Jonathan's government has been criticized for its slow response to the hostage crisis, and Friday is the first time he has said where he thinks the girls are being held.
"There are stories that they have moved them outside of the country. But if they move that number of girls to Cameroon, people will see, so I believe they are still in Nigeria," Jonathan told journalists.
"We are also working with the experts that will use remote sensors to see them (insurgents) wherever they are. So that basically says they are within the Sambisa area," Jonathan said, referring to a forest that is a known Boko Haram hideout near the school from where the girls were abducted.
He was speaking on the sidelines of the World Economic Forum in the Nigerian capital. The event showcased investment opportunities in Africa's biggest economy, but was partially overshadowed by the kidnapping and a broader militant threat.
Boko Haram's struggle for an Islamic state has killed thousands since it erupted in mid-2009 and has destabilized swathes of the northeast of Africa's top oil producer, as well as neighbors Cameroon and Niger.
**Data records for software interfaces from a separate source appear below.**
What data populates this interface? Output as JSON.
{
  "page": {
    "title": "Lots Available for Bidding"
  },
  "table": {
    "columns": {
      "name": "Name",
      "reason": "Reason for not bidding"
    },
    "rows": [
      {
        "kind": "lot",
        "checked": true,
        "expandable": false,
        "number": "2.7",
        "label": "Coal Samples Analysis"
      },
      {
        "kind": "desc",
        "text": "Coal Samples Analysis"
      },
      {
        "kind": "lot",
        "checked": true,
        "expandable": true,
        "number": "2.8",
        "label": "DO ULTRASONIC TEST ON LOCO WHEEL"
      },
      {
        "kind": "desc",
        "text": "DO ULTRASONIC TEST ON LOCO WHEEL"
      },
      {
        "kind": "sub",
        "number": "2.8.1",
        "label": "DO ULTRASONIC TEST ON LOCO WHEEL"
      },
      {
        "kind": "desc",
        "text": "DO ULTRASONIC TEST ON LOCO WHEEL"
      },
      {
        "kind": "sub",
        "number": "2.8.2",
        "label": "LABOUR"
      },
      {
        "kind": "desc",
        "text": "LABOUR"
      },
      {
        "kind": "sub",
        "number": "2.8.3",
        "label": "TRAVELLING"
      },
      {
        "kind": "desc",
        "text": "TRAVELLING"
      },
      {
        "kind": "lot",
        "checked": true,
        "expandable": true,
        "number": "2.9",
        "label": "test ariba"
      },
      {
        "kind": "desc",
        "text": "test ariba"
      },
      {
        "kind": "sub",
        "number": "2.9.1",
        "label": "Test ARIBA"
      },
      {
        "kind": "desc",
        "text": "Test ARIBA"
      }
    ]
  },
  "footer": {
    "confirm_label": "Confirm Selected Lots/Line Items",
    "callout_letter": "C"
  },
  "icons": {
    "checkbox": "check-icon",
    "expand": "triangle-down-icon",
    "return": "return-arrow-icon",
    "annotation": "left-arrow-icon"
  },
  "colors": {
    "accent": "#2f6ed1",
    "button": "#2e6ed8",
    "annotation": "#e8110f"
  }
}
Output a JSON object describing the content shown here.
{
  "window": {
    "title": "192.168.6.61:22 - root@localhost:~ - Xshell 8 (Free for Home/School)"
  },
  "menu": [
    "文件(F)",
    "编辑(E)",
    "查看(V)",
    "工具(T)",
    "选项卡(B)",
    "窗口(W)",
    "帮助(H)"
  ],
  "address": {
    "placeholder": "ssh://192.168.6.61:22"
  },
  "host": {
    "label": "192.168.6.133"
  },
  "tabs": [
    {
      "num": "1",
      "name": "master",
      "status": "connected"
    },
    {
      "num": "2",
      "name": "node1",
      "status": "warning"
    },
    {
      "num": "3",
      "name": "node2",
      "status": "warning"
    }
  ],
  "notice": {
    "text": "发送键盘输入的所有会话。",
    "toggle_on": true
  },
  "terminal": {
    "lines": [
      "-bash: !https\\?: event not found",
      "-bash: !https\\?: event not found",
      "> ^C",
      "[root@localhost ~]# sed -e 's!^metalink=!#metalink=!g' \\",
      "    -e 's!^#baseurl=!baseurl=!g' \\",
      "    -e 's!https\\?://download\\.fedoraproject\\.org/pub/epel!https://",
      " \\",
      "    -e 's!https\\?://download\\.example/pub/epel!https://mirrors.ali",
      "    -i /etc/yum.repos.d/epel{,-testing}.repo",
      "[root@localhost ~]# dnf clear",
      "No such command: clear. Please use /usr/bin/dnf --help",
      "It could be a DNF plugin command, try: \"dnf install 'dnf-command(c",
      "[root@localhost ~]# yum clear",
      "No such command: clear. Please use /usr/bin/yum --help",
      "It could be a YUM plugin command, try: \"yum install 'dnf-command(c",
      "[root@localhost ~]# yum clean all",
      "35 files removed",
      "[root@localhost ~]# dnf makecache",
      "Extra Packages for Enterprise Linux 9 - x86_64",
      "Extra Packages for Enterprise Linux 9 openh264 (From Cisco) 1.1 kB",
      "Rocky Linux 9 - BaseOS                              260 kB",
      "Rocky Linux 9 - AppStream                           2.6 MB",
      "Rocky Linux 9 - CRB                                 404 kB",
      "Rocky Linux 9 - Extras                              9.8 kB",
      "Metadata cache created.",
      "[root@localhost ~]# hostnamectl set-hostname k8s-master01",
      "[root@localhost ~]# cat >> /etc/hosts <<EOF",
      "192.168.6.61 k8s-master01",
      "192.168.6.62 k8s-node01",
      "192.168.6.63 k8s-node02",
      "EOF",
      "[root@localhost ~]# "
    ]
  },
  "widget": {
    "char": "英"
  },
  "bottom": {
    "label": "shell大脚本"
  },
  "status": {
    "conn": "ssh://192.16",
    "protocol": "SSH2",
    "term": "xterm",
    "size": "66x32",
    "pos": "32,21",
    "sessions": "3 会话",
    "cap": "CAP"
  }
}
Militants stormed a secondary school in the village of Chibok, near the Cameroon border, on April 14, and kidnapped the girls, who were taking exams at the time. Fifty have since escaped, but more than 200 remain with the insurgents.
Nigeria's military has struggled to maintain security in the turbulent northeast as Boko Haram grows bolder.